As San Diego birth injury lawyers, we are pleased by a new report that the rate of early elective deliveries dropped for the third year in a row, falling to less than five percent.

An early elective delivery is defined as a cesarean or induction delivery that occurs before 39 weeks without medical justification. While scheduled births may be more convenient for patients and doctors, delivering early can lead to problems for both mother and baby. For instance, there is an increased risk of birth injuries, continuing health problems, and even death.

Given the potential risks, medical experts recommend that infants should not be born before 39 weeks, unless their health care provider considers it medically necessary. This is because the brain, lungs, and other organs are not completely developed until the last few weeks of gestation.

According to the Leapfrog Group’s latest findings, healthcare facilities have made remarkable progress in reducing the number of early elective deliveries. In 2013, 71 percent of the reporting hospitals met Leapfrog’s early elective deliveries target rate of less than five percent, compared to 46 percent of hospitals in the 2012 survey.

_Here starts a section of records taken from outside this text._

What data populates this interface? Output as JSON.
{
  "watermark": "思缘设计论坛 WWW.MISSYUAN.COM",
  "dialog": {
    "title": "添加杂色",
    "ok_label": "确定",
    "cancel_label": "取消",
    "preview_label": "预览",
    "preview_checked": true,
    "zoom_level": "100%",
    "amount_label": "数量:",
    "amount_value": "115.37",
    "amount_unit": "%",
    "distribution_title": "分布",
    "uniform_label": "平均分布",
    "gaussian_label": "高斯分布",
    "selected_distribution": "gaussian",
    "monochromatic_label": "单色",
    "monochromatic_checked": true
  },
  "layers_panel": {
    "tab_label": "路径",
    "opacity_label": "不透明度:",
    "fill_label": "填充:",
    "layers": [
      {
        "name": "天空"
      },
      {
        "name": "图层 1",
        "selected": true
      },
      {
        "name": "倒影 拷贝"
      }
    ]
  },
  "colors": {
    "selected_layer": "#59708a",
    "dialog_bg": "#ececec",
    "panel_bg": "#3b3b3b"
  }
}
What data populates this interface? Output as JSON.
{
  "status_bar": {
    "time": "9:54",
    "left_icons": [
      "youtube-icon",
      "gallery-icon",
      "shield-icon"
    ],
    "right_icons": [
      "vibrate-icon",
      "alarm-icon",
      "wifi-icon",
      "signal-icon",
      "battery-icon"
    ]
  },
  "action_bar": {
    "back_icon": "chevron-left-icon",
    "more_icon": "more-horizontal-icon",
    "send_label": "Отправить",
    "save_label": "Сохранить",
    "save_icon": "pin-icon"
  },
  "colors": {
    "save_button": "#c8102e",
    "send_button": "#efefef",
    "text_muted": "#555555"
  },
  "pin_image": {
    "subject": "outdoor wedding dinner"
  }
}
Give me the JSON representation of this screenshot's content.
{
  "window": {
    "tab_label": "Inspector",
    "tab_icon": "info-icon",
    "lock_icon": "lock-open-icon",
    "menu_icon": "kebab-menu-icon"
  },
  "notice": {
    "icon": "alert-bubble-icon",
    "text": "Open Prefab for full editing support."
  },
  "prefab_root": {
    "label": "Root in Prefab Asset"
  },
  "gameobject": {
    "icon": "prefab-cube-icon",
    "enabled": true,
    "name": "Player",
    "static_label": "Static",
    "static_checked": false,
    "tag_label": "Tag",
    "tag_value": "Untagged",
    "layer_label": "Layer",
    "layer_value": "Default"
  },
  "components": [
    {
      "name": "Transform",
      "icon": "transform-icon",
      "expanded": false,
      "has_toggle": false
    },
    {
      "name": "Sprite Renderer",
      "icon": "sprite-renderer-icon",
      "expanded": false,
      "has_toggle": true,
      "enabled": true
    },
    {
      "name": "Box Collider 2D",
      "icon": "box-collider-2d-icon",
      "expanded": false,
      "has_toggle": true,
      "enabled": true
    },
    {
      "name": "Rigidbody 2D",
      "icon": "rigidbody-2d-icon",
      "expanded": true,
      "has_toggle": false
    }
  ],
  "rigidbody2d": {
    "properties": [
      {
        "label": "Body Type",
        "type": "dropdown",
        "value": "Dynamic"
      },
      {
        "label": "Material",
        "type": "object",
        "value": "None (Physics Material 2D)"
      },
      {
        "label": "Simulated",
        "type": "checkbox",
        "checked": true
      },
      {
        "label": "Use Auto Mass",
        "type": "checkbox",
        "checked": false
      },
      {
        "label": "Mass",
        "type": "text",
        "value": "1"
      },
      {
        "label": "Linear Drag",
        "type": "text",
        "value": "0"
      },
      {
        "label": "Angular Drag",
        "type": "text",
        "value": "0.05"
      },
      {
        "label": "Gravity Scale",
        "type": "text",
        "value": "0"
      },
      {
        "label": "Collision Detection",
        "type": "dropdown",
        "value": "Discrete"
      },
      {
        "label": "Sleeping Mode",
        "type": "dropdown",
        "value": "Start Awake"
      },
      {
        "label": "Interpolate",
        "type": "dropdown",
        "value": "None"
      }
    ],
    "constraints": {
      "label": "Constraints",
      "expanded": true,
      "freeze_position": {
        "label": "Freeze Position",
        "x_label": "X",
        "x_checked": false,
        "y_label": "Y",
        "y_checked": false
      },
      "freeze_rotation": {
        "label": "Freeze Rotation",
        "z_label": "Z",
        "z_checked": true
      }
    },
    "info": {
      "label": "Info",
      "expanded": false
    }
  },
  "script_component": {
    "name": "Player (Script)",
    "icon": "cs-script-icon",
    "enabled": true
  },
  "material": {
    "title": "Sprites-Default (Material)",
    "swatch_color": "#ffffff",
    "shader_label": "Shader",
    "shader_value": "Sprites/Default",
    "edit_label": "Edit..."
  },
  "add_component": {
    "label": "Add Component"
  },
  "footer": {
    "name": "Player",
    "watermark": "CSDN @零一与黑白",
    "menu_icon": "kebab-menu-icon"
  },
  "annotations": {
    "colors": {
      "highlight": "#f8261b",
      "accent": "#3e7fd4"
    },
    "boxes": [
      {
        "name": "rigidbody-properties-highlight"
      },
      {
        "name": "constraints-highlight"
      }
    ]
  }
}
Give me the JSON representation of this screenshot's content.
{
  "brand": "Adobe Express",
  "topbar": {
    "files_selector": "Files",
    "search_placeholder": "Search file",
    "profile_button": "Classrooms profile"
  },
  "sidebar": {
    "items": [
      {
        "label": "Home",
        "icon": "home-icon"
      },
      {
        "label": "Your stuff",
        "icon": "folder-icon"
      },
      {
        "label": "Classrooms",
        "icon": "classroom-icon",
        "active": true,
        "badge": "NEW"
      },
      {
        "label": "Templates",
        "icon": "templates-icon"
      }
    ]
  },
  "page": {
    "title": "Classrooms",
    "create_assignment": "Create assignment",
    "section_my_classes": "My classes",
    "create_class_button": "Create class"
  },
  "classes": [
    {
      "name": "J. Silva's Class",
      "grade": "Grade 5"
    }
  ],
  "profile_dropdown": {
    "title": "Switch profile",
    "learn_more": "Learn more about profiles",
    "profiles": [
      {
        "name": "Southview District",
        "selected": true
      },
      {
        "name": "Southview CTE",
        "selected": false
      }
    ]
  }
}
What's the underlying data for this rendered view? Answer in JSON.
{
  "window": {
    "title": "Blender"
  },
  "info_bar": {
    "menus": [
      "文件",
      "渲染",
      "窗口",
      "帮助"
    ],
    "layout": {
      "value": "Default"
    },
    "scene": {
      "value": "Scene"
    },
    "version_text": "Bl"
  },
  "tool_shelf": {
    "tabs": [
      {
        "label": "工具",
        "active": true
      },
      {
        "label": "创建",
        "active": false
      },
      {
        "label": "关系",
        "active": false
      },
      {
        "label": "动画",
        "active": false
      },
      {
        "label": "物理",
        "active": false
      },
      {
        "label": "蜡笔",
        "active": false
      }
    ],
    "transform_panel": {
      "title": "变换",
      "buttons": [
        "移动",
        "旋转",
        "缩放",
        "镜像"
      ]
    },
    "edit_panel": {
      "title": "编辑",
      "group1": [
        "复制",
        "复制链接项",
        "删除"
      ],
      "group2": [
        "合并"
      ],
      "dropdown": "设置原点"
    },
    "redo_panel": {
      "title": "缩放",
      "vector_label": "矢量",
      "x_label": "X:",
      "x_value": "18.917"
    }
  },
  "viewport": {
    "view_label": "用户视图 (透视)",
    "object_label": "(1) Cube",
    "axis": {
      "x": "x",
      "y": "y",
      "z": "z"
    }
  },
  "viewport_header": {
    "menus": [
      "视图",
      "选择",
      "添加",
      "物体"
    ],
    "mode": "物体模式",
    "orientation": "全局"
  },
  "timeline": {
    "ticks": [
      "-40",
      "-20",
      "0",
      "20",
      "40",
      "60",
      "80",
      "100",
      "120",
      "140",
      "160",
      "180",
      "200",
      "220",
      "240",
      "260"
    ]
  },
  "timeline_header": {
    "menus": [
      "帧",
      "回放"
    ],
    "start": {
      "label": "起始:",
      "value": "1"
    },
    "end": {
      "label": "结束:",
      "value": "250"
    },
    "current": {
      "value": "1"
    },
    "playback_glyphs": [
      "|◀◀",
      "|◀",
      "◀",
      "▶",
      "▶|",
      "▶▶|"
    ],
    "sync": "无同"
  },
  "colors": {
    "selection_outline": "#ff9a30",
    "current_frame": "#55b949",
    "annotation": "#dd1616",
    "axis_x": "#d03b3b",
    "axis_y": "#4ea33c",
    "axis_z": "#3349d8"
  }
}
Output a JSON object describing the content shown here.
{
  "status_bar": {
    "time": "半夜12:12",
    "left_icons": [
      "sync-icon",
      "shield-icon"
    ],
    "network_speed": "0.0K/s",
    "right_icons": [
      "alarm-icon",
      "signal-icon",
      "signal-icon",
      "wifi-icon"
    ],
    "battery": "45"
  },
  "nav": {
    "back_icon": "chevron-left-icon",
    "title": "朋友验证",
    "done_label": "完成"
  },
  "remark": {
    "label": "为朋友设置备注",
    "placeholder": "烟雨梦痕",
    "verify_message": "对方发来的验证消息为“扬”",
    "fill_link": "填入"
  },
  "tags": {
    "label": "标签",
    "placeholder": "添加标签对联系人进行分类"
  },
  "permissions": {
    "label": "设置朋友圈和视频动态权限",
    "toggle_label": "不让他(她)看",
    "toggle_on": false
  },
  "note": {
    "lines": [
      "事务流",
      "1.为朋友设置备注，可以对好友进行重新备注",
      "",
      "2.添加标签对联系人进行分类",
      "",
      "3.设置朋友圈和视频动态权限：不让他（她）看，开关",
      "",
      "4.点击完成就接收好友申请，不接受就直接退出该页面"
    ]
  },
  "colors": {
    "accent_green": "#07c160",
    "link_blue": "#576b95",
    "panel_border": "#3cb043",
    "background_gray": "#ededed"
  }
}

“This is a remarkable reduction,” Edward McCabe, chief medical officer at the March of Dimes, told the Los Angeles Times. “It involves changing the culture of the hospital and that is always very hard to do.”

While the rates of early elective deliveries varied widely among California hospitals, the state ranked among the best in the country with a rate of just three percent. By comparison, the average in 2010 was nearly 15 percent.